Nordstrom (JWN) reports Thursday, and revenue is expected to rise 6 percent from a year earlier.
Even J.C. Penney (JCP), which has spent the last several years feverishly restructuring in an effort to boost results, is finally seeing a payoff. In the first quarter it surprised investors with a 6.2 percent increase in same-store sales. It also reports its latest results Thursday, with analysts expecting a 5.9 percent increase in same-store sales.
Investors are perhaps the most bullish on Macy's, whose shares are up 13 percent this year. J.C. Penney shares have been more volatile, given the company's tumultuous past year, but have climbed more than 70 percent from lows in early March. And Nordstrom shares have risen more than 12 percent this year.
What why are these stores thriving? Here are five reasons:
Grabbing the online bull by the horns: Macy's equipped 500 stores with the ability to fulfill online orders, and as a result has seen significant e-commerce growth. The company is also rolling out its "buy online, pick up in store" service.
Nordstrom is making a big online investment with its acquisition of Trunk Club, a subscription service with 250 personal stylists that work directly with shoppers. There is no fee for Trunk Club. Customers sign up online, and a stylist selects clothes for them and ships the garments in the mail.
Cutting costs: All three department stores are cutting back on expenses, and that includes closing underperforming locations. Nordstrom is closing two locations in January, and Macy's recently announced two store closings as well. J.C. Penney said in January it will close 33 stores and eliminate about 2,000 jobs.

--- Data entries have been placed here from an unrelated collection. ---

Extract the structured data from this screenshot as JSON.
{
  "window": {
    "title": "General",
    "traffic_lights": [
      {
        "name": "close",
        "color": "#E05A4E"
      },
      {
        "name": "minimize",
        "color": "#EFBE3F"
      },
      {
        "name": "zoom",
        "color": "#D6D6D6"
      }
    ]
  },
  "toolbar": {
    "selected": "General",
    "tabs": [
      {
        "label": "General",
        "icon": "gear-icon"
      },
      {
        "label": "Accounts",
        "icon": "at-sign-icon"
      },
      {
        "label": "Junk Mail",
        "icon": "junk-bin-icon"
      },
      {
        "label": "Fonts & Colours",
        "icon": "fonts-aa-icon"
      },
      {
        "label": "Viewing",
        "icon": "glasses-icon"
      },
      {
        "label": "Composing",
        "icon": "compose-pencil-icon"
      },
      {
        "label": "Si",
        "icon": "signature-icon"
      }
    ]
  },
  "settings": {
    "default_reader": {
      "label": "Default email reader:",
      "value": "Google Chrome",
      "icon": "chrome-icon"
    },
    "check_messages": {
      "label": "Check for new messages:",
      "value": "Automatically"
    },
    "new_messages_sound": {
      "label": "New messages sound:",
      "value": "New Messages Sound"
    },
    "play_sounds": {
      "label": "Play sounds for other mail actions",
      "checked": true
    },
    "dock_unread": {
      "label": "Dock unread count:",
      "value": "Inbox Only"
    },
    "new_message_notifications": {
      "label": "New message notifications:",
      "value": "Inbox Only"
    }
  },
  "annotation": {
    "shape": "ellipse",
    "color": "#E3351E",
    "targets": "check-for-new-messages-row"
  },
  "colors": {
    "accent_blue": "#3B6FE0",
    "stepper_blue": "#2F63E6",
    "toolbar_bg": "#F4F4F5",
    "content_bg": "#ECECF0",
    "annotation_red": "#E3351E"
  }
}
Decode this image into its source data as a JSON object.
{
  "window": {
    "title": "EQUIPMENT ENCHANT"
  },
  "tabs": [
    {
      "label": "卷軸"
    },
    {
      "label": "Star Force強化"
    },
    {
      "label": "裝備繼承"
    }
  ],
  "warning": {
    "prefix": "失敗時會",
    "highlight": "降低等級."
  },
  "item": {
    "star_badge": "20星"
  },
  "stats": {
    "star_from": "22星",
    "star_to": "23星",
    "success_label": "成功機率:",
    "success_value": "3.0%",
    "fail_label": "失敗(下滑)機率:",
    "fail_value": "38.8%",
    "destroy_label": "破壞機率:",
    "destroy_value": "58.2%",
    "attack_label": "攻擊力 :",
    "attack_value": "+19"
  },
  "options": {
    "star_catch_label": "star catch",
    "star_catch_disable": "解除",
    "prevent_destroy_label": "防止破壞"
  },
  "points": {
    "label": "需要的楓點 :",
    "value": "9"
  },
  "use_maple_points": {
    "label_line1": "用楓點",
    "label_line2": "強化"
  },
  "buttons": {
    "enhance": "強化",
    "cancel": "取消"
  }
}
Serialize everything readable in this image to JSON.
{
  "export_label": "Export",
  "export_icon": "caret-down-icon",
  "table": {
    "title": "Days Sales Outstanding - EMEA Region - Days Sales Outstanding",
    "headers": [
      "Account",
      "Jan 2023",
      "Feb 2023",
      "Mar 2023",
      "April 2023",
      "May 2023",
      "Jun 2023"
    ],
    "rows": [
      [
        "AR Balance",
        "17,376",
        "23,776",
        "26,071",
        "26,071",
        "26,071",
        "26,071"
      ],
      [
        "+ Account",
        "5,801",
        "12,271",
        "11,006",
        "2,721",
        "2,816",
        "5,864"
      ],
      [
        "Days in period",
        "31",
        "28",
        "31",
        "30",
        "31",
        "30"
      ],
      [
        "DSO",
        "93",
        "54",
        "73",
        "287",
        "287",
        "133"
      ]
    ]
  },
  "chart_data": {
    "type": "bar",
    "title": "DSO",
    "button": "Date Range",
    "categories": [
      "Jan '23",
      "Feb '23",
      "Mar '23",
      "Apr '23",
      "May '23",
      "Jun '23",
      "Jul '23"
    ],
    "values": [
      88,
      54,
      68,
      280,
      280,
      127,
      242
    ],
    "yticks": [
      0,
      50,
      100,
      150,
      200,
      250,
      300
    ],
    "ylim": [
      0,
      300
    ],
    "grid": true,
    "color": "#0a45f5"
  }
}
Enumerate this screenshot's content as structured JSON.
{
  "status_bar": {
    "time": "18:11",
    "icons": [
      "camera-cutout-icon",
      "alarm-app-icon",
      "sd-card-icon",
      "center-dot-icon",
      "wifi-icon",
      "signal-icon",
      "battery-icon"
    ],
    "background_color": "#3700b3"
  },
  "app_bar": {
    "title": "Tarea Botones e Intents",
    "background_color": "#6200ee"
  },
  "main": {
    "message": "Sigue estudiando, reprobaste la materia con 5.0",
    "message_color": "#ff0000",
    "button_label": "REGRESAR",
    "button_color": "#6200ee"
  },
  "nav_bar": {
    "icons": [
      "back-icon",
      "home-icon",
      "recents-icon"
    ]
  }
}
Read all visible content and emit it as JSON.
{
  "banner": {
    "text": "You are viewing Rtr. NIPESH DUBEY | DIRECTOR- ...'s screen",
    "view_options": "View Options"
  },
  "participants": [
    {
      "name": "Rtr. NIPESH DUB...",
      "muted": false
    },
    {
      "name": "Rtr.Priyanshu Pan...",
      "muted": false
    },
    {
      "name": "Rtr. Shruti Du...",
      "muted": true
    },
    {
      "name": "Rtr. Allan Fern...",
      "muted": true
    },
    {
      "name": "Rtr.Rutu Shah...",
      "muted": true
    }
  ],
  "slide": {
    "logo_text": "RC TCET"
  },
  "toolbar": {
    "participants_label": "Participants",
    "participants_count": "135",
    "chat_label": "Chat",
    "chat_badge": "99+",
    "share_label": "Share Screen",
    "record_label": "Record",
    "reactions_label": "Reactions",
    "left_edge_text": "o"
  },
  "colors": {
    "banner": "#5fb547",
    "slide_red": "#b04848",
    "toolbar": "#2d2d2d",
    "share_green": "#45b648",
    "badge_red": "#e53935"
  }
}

Giving customers what they want: J.C. Penney is going back to the private brands, such as St. John's Bay, that were spurned under the management of former CEO Ron Johnson. Private labels are generally more profitable than national brands, which will help the company's bottom line. Although the jury is still out on the turnaround, customers seem pleased -- April was the first month in 30 that the company saw growth in store traffic.
Riding the economic rebound: The retail sector could be on the cusp of a turnaround, and economists expect better trends in the second half of the year as the consumer outlook brightens, economists say. Consumers seem more confident, too. The University of Michigan's consumer survey is expected to climb from 81.8 points in July to 82.5 points in August.
Working with partners: Coach (COH) is closing 20 percent of its stores this year, and will turn to Macy's and Nordstrom to help make up for the lost sales, Fortune reports. It's even placing its own staff members in Macy's huge flagship store in Manhattan. Other retailers, such as Finish Line (FINL) and Sephora, run small boutique shops inside Macy's and J.C. Penney. While private-label brands are certainly profitable, department stores know that retail partnerships with Ralph Lauren (RL) and others are the key to a diverse customer base.
Department stores still have a long way to go before they hit the peak sales seen in 2000, Fortune reports. Overall sales for the sector topped $232 billion back then, and fell to just under $180 billion in 2012. Big names such as Mervyn's are now gone, which is one reason sales have dropped so much.
It's unclear if department stores can ever hit that peak again, but they're going to try rather than lose more business to Amazon.com (AMZN), Gilt Groupe and other online retailers. The shopping malls they anchor are largely still in a rut, but department stores are starting to shine.